The report, published in at Airmic's annual conference, stresses that the digital revolution has profoundly altered underlying business and organisational dynamics to the extent that approaches to risk, governance and resilience need a major re-wiring.
It argues that the challenges of the digital age are far broader than cyber security issues. As a result, businesses will need to reskill and introduce new mechanisms to ensure effective governance, monitoring, strategic leadership and, ultimately, legitimacy for their organisations.
It advises that the risks associated with digital transformation can be addressed effectively given the right approach, and outlines Airmic's Resilience and Transformation Model - a comprehensive and coherent structure designed to enable organisations to embrace advances in technology.

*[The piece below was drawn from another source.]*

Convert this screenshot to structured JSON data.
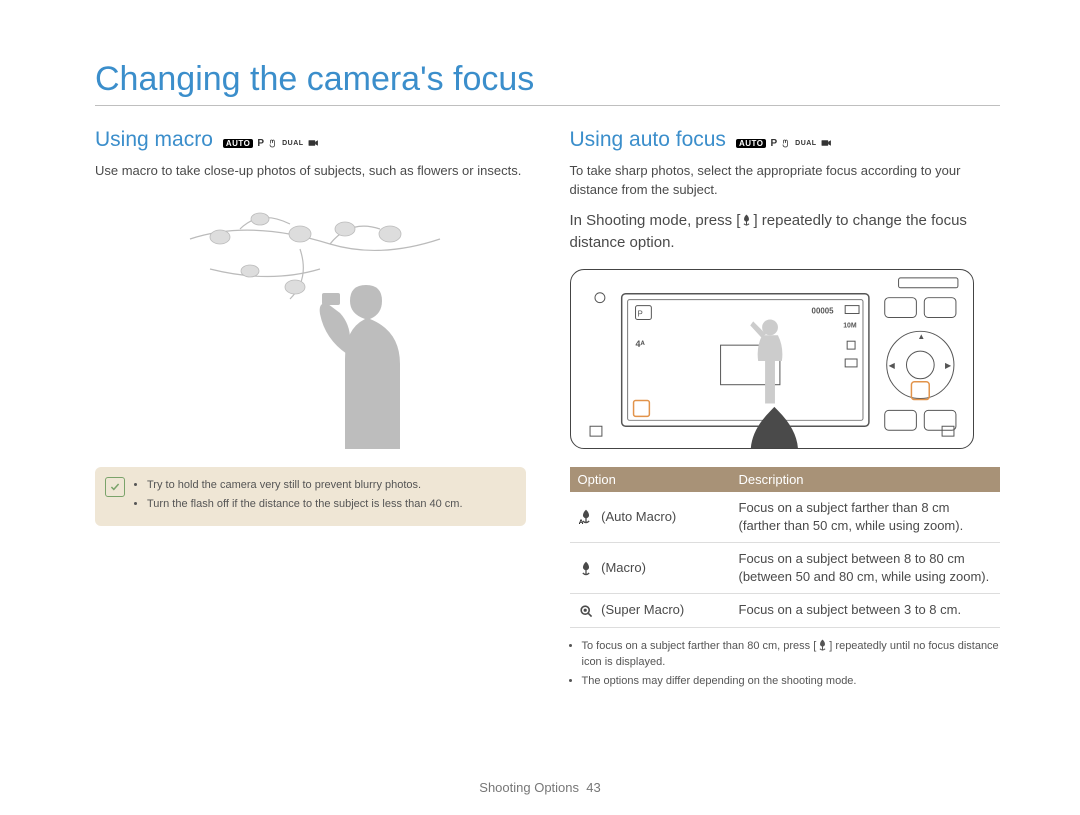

Roads to Revolution, written by Cass Business School on behalf of Airmic, was published in June 2018 and is based on a study of leading organisations that are active in the space of digital transformation. It is the third part of Airmic's highly acclaimed 'Roads' research, which includes Roads to Ruin (2011) and Roads to Resilience (2014).
"Achieving and maintaining resilience in the digital era is a huge challenge and requires signiﬁcant board-level support," commented Julia Graham, deputy CEO and technical director at Airmic. "The digital era is fundamentally altering the basic principles of resilience. Constant reinvention is now necessary for success and that's a vital message for boardrooms."
Julia Graham added: "This report distils our research into the key messages for board members. Resilience is not an end game, it's a constant process, and it's important that the risk community continually reinforces this message at the very top of their organisations."
View and download the report here.